◆ WHAT THE TASK REQUIRES ◆
Tally every line of the material that includes "webpack", then give the tally and nothing else.

◆ DATA SHOWN ◆
════

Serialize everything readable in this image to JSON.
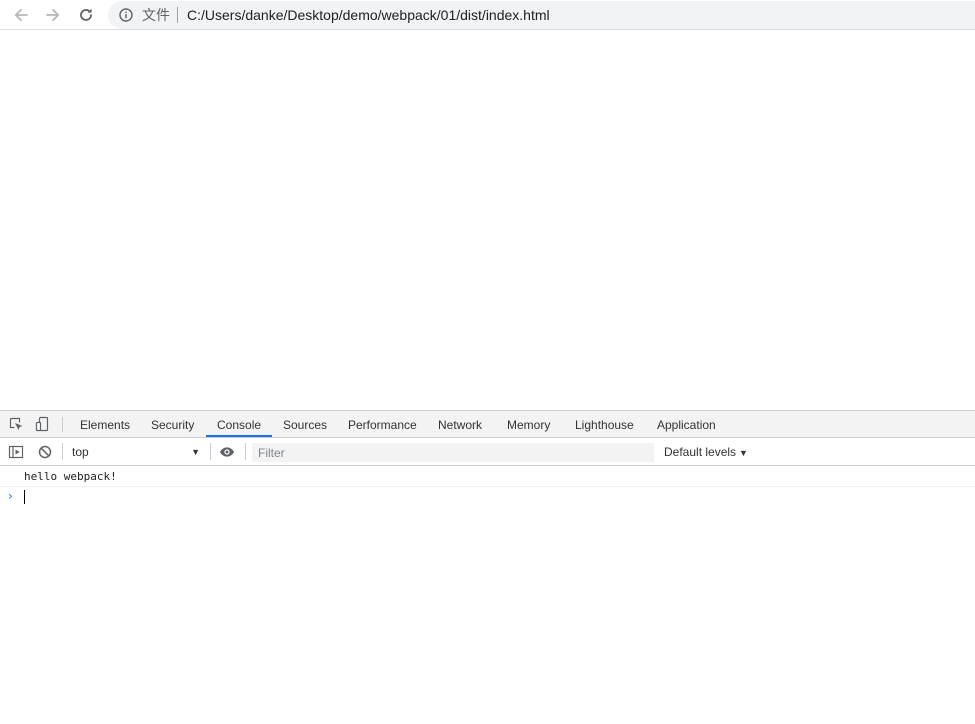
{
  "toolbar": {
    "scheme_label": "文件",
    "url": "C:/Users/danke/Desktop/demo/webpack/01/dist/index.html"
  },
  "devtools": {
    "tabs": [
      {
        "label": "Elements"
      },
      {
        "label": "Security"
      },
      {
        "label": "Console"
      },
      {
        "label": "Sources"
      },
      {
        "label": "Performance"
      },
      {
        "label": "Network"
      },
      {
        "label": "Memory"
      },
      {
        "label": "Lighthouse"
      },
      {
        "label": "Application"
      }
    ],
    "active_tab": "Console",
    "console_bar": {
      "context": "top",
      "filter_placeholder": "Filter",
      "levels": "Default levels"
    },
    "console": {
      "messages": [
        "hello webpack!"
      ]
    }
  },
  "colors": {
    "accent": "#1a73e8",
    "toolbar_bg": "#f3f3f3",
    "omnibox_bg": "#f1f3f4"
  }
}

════

◆ THE COMPLETED TASK ◆
2